Government ministers have written to NHS managers encouraging them to set up more Family Nurse Partnership teams.
FNP teams – in which specially trained nurses work with vulnerable first time mothers from early pregnancy until the child is two years old – are currently operating at 40 sites with a further ten due to be added in January.
In a letter sent to primary care trusts this month, health minister Ann Keen and children’s minister Dawn Primarolo said: “We are writing to draw to your attention to the powerful contribution we both believe the FNP programme can offer as a preventive and early intervention service for potentially high need, high cost families in your area.
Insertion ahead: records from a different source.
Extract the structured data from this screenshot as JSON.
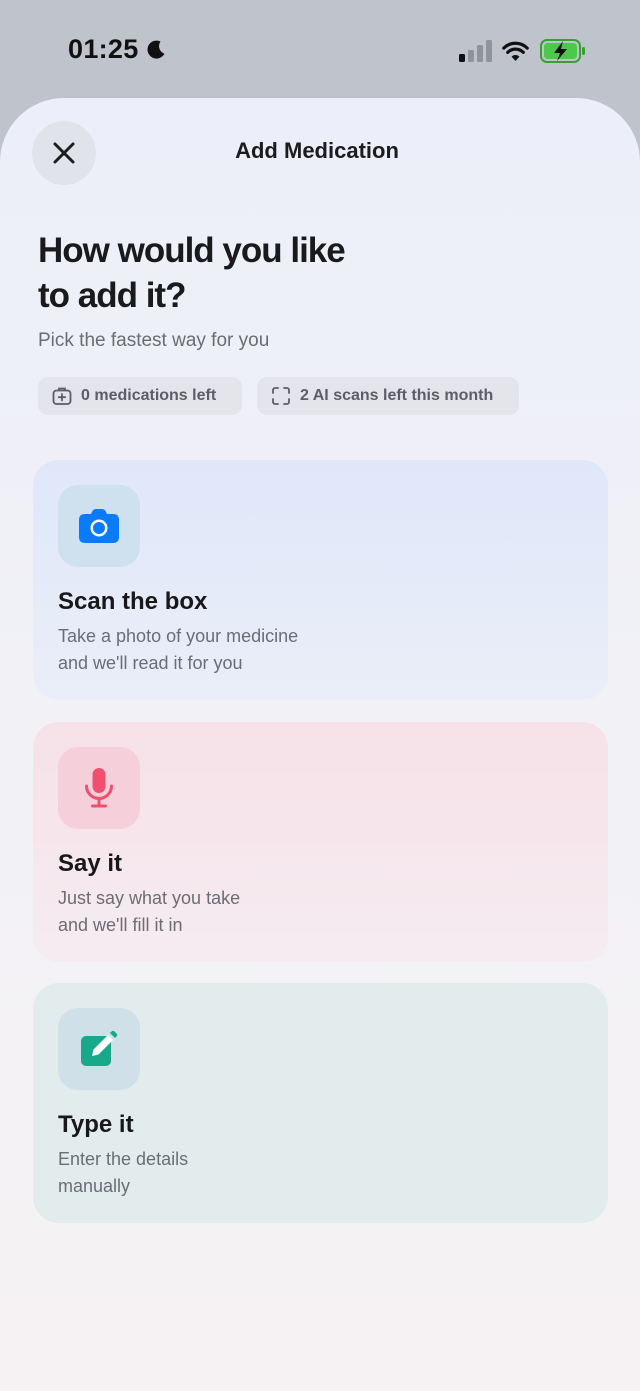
{
  "status_bar": {
    "time": "01:25",
    "icons": [
      "moon-icon",
      "cellular-signal-icon",
      "wifi-icon",
      "battery-charging-icon"
    ]
  },
  "sheet": {
    "title": "Add Medication",
    "close_icon": "close-icon",
    "headline_line1": "How would you like",
    "headline_line2": "to add it?",
    "subtitle": "Pick the fastest way for you",
    "chips": [
      {
        "icon": "medkit-icon",
        "label": "0 medications left"
      },
      {
        "icon": "scan-frame-icon",
        "label": "2 AI scans left this month"
      }
    ],
    "options": [
      {
        "icon": "camera-icon",
        "title": "Scan the box",
        "desc_line1": "Take a photo of your medicine",
        "desc_line2": "and we'll read it for you"
      },
      {
        "icon": "microphone-icon",
        "title": "Say it",
        "desc_line1": "Just say what you take",
        "desc_line2": "and we'll fill it in"
      },
      {
        "icon": "edit-pencil-icon",
        "title": "Type it",
        "desc_line1": "Enter the details",
        "desc_line2": "manually"
      }
    ]
  },
  "colors": {
    "camera": "#0a7aff",
    "microphone": "#f0506e",
    "edit": "#17a98a"
  }
}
“Two years of testing FNP in England has shown that it can be delivered well, it is welcomed by vulnerable first time, young mothers and fathers and the early impacts look promising. It is becoming a key programme offering a real opportunity to prevent some of our most vulnerable children facing a lifetime of exclusion and failure,” they said.
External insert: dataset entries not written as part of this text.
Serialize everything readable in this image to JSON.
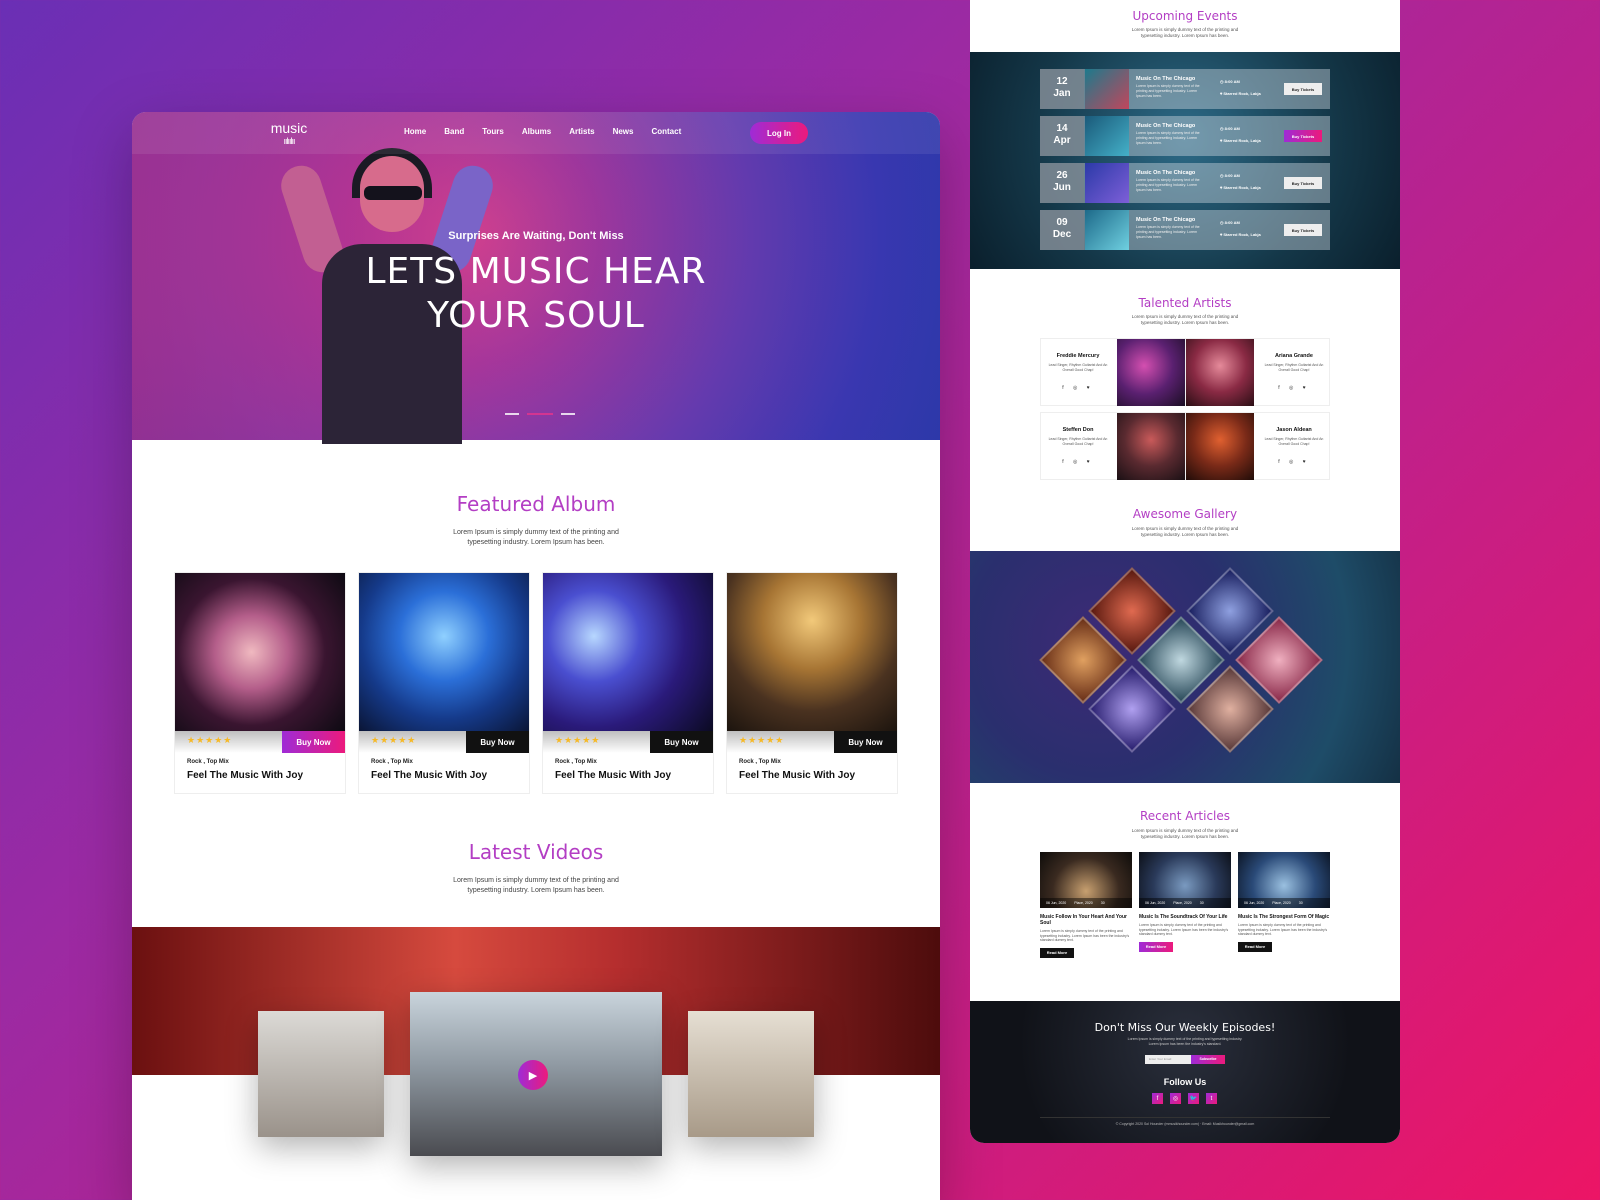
{
  "nav": {
    "logo": "music",
    "logo_wave": "ıılıılıı",
    "items": [
      "Home",
      "Band",
      "Tours",
      "Albums",
      "Artists",
      "News",
      "Contact"
    ],
    "login": "Log In"
  },
  "hero": {
    "subtitle": "Surprises Are Waiting, Don't Miss",
    "title_line1": "LETS MUSIC HEAR",
    "title_line2": "YOUR SOUL"
  },
  "featured": {
    "title": "Featured Album",
    "desc_line1": "Lorem Ipsum is simply dummy text of the printing and",
    "desc_line2": "typesetting industry. Lorem Ipsum has been.",
    "albums": [
      {
        "stars": "★★★★★",
        "buy": "Buy Now",
        "category": "Rock , Top Mix",
        "name": "Feel The Music With Joy"
      },
      {
        "stars": "★★★★★",
        "buy": "Buy Now",
        "category": "Rock , Top Mix",
        "name": "Feel The Music With Joy"
      },
      {
        "stars": "★★★★★",
        "buy": "Buy Now",
        "category": "Rock , Top Mix",
        "name": "Feel The Music With Joy"
      },
      {
        "stars": "★★★★★",
        "buy": "Buy Now",
        "category": "Rock , Top Mix",
        "name": "Feel The Music With Joy"
      }
    ]
  },
  "videos": {
    "title": "Latest Videos",
    "desc_line1": "Lorem Ipsum is simply dummy text of the printing and",
    "desc_line2": "typesetting industry. Lorem Ipsum has been.",
    "play": "▶"
  },
  "events": {
    "title": "Upcoming Events",
    "desc_line1": "Lorem Ipsum is simply dummy text of the printing and",
    "desc_line2": "typesetting industry. Lorem Ipsum has been.",
    "items": [
      {
        "day": "12",
        "month": "Jan",
        "title": "Music On The Chicago",
        "desc": "Lorem Ipsum is simply dummy text of the printing and typesetting industry. Lorem Ipsum has been.",
        "time": "8:00 AM",
        "location": "Starred Rock, Lakja",
        "ticket": "Buy Tickets"
      },
      {
        "day": "14",
        "month": "Apr",
        "title": "Music On The Chicago",
        "desc": "Lorem Ipsum is simply dummy text of the printing and typesetting industry. Lorem Ipsum has been.",
        "time": "8:00 AM",
        "location": "Starred Rock, Lakja",
        "ticket": "Buy Tickets"
      },
      {
        "day": "26",
        "month": "Jun",
        "title": "Music On The Chicago",
        "desc": "Lorem Ipsum is simply dummy text of the printing and typesetting industry. Lorem Ipsum has been.",
        "time": "8:00 AM",
        "location": "Starred Rock, Lakja",
        "ticket": "Buy Tickets"
      },
      {
        "day": "09",
        "month": "Dec",
        "title": "Music On The Chicago",
        "desc": "Lorem Ipsum is simply dummy text of the printing and typesetting industry. Lorem Ipsum has been.",
        "time": "8:00 AM",
        "location": "Starred Rock, Lakja",
        "ticket": "Buy Tickets"
      }
    ]
  },
  "artists": {
    "title": "Talented Artists",
    "desc_line1": "Lorem Ipsum is simply dummy text of the printing and",
    "desc_line2": "typesetting industry. Lorem Ipsum has been.",
    "items": [
      {
        "name": "Freddie Mercury",
        "desc": "Lead Singer, Rhythm Guitarist And An Overall Good Chap!",
        "social": "f ◎ ♥"
      },
      {
        "name": "Ariana Grande",
        "desc": "Lead Singer, Rhythm Guitarist And An Overall Good Chap!",
        "social": "f ◎ ♥"
      },
      {
        "name": "Steffen Don",
        "desc": "Lead Singer, Rhythm Guitarist And An Overall Good Chap!",
        "social": "f ◎ ♥"
      },
      {
        "name": "Jason Aldean",
        "desc": "Lead Singer, Rhythm Guitarist And An Overall Good Chap!",
        "social": "f ◎ ♥"
      }
    ]
  },
  "gallery": {
    "title": "Awesome Gallery",
    "desc_line1": "Lorem Ipsum is simply dummy text of the printing and",
    "desc_line2": "typesetting industry. Lorem Ipsum has been."
  },
  "articles": {
    "title": "Recent Articles",
    "desc_line1": "Lorem Ipsum is simply dummy text of the printing and",
    "desc_line2": "typesetting industry. Lorem Ipsum has been.",
    "items": [
      {
        "date": "06 Jun, 2020",
        "place": "Place, 2020",
        "count": "30",
        "title": "Music Follow In Your Heart And Your Soul",
        "desc": "Lorem Ipsum is simply dummy text of the printing and typesetting industry. Lorem Ipsum has been the industry's standard dummy text.",
        "read": "Read More"
      },
      {
        "date": "06 Jun, 2020",
        "place": "Place, 2020",
        "count": "30",
        "title": "Music Is The Soundtrack Of Your Life",
        "desc": "Lorem Ipsum is simply dummy text of the printing and typesetting industry. Lorem Ipsum has been the industry's standard dummy text.",
        "read": "Read More"
      },
      {
        "date": "06 Jun, 2020",
        "place": "Place, 2020",
        "count": "30",
        "title": "Music Is The Strongest Form Of Magic",
        "desc": "Lorem Ipsum is simply dummy text of the printing and typesetting industry. Lorem Ipsum has been the industry's standard dummy text.",
        "read": "Read More"
      }
    ]
  },
  "footer": {
    "title": "Don't Miss Our Weekly Episodes!",
    "desc_line1": "Lorem Ipsum is simply dummy text of the printing and typesetting industry.",
    "desc_line2": "Lorem Ipsum has been the industry's standard.",
    "input_placeholder": "Enter Your Email",
    "subscribe": "Subscribe",
    "follow": "Follow Us",
    "social": [
      "f",
      "◎",
      "🐦",
      "t"
    ],
    "copyright": "© Copyright 2020 Sol Hounder (mmusikhounder.com) · Email: Musikhounder@gmail.com"
  }
}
An evaluation of the second year of the programme, published in September, suggested FNP teams were having a positive effect on reducing smoking during pregnancy and increasing rates of breastfeeding.